The 2018 announcement that the British government completed the payment of a loan that was borrowed to compensate slave owners for the abolition of slavery continues to evoke a flurry of emotions. Many find it outrageous that the British government would contemplate compensating planters rather than the enslaved. Such responses are expected because people are using current moral standards to judge historical realities.
But an appreciation of the sociopolitical events surrounding the loan suggests that compensating planters was a feasible alternative at the time. English laws and customs placed a premium on protecting the rights of property owners, and slaves were considered property. The idea of owning people today seems abhorrent; however, this was not always the case. In British colonies, planters fiercely guarded their right to acquire slaves and appropriate their labor.

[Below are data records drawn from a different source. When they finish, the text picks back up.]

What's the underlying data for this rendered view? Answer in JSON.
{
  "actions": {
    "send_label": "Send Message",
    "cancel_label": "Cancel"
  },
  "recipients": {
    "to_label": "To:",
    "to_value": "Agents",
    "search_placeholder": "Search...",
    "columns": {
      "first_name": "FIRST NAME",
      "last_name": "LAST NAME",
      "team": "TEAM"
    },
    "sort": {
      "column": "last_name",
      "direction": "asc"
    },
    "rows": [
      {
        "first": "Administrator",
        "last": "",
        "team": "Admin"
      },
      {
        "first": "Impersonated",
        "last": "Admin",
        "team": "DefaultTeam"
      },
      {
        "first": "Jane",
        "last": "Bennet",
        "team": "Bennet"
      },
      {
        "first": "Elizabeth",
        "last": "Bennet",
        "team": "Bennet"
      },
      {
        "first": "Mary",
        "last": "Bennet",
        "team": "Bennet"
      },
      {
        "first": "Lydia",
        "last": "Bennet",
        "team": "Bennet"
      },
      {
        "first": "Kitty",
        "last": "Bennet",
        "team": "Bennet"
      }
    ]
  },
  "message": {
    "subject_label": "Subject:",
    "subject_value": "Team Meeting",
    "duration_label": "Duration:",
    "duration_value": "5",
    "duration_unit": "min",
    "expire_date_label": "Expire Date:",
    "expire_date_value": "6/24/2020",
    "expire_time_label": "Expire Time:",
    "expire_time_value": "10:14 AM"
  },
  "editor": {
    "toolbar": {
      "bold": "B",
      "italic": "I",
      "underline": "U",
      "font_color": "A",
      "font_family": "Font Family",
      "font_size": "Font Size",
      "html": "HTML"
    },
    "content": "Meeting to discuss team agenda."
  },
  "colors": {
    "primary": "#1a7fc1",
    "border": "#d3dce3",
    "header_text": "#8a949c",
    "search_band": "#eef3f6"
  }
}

Questioning the right to own property provoked contention, even when the property was a human being. This was also the case in the context of indentureship in Barbados, where white indentured workers were perceived as property and could be inherited. British colonies in the West Indies valued autonomy and often resented Britain’s involvement in West Indian affairs.
As a result, when dealing with West Indian colonies, the British government had to tread carefully or face the wrath of the powerful British West India interest. The concerns of West Indian planters were voiced by proslavery parliamentarians in England, who were unwilling dissolve the plantation system without a fight. Politics is futile without compromise, so to abolish slavery, the British government had no option but to negotiate with proslavery forces who saw abolition as a violation of property rights.
Due to the primacy of property rights in England, proslavery lobbyists were able to galvanize the support of nonplanters by arguing that abolishing slavery without compensating property owners would more broadly erode protection for property rights. Their messages were carried by newspapers, journals, and pamphlets admonishing abolitionists for hesitating to compensate enslavers.
Contextualizing the case for compensation, Kathleen Mary Butler shows that the proslavery West India interest employed blackmail to guilt parliamentarians into granting compensation:
The interest argued that successive British governments had condoned and encouraged slave holding…. On several occasions, the Quarterly Review pointed out that various acts of Parliament had encouraged slave owners to spend vast sums of money to buy land and slaves. To deny them compensation, the Review believed constituted a “flagrant breach of faith.”
Jamaican planters weaponized the rhetoric of property rights with equal vigor to bolster the case for compensation. Radical journalist and reformer Augustin Hardin Beaumont, editor of the Jamaica Courant criticized slavery but still noted that enslavers deserved compensation because slavery was enabled by the British and hence it was only fair for British taxpayers to compensate West Indian planters. Throughout the West Indies, slave owners echoed the sentiment that abolishing slavery without compensation was unjust.
These views were so widespread that black slave owners were unwilling to part with slaves unless they received compensation. In 1831, free people of color in Saint Ann Parish, Jamaica, organized a meeting to flesh out the problems of abolition and its effect on property rights. The chairman of the meeting was the prosperous Benjamin Scott Moncrieff, a prominent official who possessed four hundred slaves, owned three estates, and served as an attorney for other properties.
Kathleen Mary Butler reveals that this community endorsed compensation as a tool to safeguard their property rights:
Those attending the meeting objected strongly to comments that Stephen Lushington, the British abolitionist, had allegedly made to the effect that in Jamaica the free people of color had authorized him to emancipate their slaves. The members categorically denied giving any such authorization and stressed their determination to defend their property and surrender it only “for the most full and ample compensation.”
In fact, their resolutions were published in Jamaican newspapers and sent to proslavery outlets in Britain. The historical accounts covered indicate that compensation was a creative strategy to placate enslavers who refused to cede authority to abolitionists. Absent compensation, abolition would have been delayed and blacks would have served remained in slavery for a longer time. Some feel that slaves deserved compensation, but bribing planters was the best tradeoff that the political climate could accommodate.
Yet despite the complexities of the decision, many think that the British owe blacks an apology. However, the truth is that the British atoned for their actions years ago. Britain in 1846 instituted the Aberdeen Act, which intercepted Brazilian ships suspected of trafficking Africans and prosecuted slave traders in British admiralty courts. Historians assert that maintaining the African Squadron alone came at the cost of $6.8 million and the lives of five thousand seamen and officers, who died primarily due to malaria, all in the name of suppressing the slave trade.
The cost of resourcing the African Squadron was also greater than the value of Britain’s trade with the continent. Suppressing the global slave trade incurred considerable expenses for the British, and few appreciate this bold political move that came at the expense of British taxpayers. Indeed, it is ironic that the British are instructed to atone for the slave trade when their counterparts in the Middle East and Africa were coerced into abolishing slavery due to Western directives. Compared to its peers, Britain was a moral superstar and should be lauded for taking a tough stance when others vacillated on the question of slavery.